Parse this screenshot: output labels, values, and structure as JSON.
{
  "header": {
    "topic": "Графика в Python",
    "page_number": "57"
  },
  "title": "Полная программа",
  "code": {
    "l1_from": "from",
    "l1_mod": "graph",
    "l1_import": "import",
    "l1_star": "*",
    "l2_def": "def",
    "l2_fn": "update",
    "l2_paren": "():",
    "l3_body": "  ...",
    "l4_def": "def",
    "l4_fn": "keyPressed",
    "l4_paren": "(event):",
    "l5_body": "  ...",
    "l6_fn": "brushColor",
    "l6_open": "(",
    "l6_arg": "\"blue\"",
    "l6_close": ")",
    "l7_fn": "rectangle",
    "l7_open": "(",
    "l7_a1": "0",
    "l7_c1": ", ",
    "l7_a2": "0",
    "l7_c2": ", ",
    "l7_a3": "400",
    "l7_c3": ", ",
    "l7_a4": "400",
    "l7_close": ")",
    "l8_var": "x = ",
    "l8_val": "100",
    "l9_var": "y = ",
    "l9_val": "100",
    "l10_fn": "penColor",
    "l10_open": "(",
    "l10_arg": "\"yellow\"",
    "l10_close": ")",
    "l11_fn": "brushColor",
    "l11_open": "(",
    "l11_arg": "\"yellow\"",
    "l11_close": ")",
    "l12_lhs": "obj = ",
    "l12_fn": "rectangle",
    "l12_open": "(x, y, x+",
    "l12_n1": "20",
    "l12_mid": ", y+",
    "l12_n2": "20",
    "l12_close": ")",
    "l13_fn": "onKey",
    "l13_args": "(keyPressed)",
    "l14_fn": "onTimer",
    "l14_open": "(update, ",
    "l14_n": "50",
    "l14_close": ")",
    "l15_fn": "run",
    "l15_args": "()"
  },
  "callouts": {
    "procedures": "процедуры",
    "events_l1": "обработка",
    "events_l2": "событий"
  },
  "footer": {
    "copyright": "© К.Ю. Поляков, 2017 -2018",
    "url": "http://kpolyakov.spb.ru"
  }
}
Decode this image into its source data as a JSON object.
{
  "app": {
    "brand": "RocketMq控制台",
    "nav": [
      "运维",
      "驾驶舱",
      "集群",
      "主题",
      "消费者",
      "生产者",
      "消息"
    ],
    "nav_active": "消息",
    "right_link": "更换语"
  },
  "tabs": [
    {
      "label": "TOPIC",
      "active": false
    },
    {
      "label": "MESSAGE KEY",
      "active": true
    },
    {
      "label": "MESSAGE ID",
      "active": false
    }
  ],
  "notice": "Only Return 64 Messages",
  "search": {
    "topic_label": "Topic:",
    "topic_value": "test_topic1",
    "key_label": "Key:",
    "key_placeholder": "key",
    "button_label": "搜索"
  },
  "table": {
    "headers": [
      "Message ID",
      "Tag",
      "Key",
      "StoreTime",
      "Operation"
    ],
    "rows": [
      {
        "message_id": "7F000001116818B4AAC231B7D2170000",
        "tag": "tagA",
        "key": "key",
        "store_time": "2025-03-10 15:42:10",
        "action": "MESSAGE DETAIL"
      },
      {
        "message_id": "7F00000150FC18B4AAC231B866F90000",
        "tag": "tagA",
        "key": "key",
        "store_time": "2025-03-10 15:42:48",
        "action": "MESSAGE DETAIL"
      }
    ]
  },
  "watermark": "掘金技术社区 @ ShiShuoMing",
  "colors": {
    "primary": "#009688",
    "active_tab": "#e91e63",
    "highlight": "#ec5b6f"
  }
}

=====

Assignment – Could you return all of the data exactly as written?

Answer –
Parse this screenshot: output labels, values, and structure as JSON.
{
  "header": {
    "topic": "Графика в Python",
    "page_number": "57"
  },
  "title": "Полная программа",
  "code": {
    "l1_from": "from",
    "l1_mod": "graph",
    "l1_import": "import",
    "l1_star": "*",
    "l2_def": "def",
    "l2_fn": "update",
    "l2_paren": "():",
    "l3_body": "  ...",
    "l4_def": "def",
    "l4_fn": "keyPressed",
    "l4_paren": "(event):",
    "l5_body": "  ...",
    "l6_fn": "brushColor",
    "l6_open": "(",
    "l6_arg": "\"blue\"",
    "l6_close": ")",
    "l7_fn": "rectangle",
    "l7_open": "(",
    "l7_a1": "0",
    "l7_c1": ", ",
    "l7_a2": "0",
    "l7_c2": ", ",
    "l7_a3": "400",
    "l7_c3": ", ",
    "l7_a4": "400",
    "l7_close": ")",
    "l8_var": "x = ",
    "l8_val": "100",
    "l9_var": "y = ",
    "l9_val": "100",
    "l10_fn": "penColor",
    "l10_open": "(",
    "l10_arg": "\"yellow\"",
    "l10_close": ")",
    "l11_fn": "brushColor",
    "l11_open": "(",
    "l11_arg": "\"yellow\"",
    "l11_close": ")",
    "l12_lhs": "obj = ",
    "l12_fn": "rectangle",
    "l12_open": "(x, y, x+",
    "l12_n1": "20",
    "l12_mid": ", y+",
    "l12_n2": "20",
    "l12_close": ")",
    "l13_fn": "onKey",
    "l13_args": "(keyPressed)",
    "l14_fn": "onTimer",
    "l14_open": "(update, ",
    "l14_n": "50",
    "l14_close": ")",
    "l15_fn": "run",
    "l15_args": "()"
  },
  "callouts": {
    "procedures": "процедуры",
    "events_l1": "обработка",
    "events_l2": "событий"
  },
  "footer": {
    "copyright": "© К.Ю. Поляков, 2017 -2018",
    "url": "http://kpolyakov.spb.ru"
  }
}
Decode this image into its source data as a JSON object.
{
  "app": {
    "brand": "RocketMq控制台",
    "nav": [
      "运维",
      "驾驶舱",
      "集群",
      "主题",
      "消费者",
      "生产者",
      "消息"
    ],
    "nav_active": "消息",
    "right_link": "更换语"
  },
  "tabs": [
    {
      "label": "TOPIC",
      "active": false
    },
    {
      "label": "MESSAGE KEY",
      "active": true
    },
    {
      "label": "MESSAGE ID",
      "active": false
    }
  ],
  "notice": "Only Return 64 Messages",
  "search": {
    "topic_label": "Topic:",
    "topic_value": "test_topic1",
    "key_label": "Key:",
    "key_placeholder": "key",
    "button_label": "搜索"
  },
  "table": {
    "headers": [
      "Message ID",
      "Tag",
      "Key",
      "StoreTime",
      "Operation"
    ],
    "rows": [
      {
        "message_id": "7F000001116818B4AAC231B7D2170000",
        "tag": "tagA",
        "key": "key",
        "store_time": "2025-03-10 15:42:10",
        "action": "MESSAGE DETAIL"
      },
      {
        "message_id": "7F00000150FC18B4AAC231B866F90000",
        "tag": "tagA",
        "key": "key",
        "store_time": "2025-03-10 15:42:48",
        "action": "MESSAGE DETAIL"
      }
    ]
  },
  "watermark": "掘金技术社区 @ ShiShuoMing",
  "colors": {
    "primary": "#009688",
    "active_tab": "#e91e63",
    "highlight": "#ec5b6f"
  }
}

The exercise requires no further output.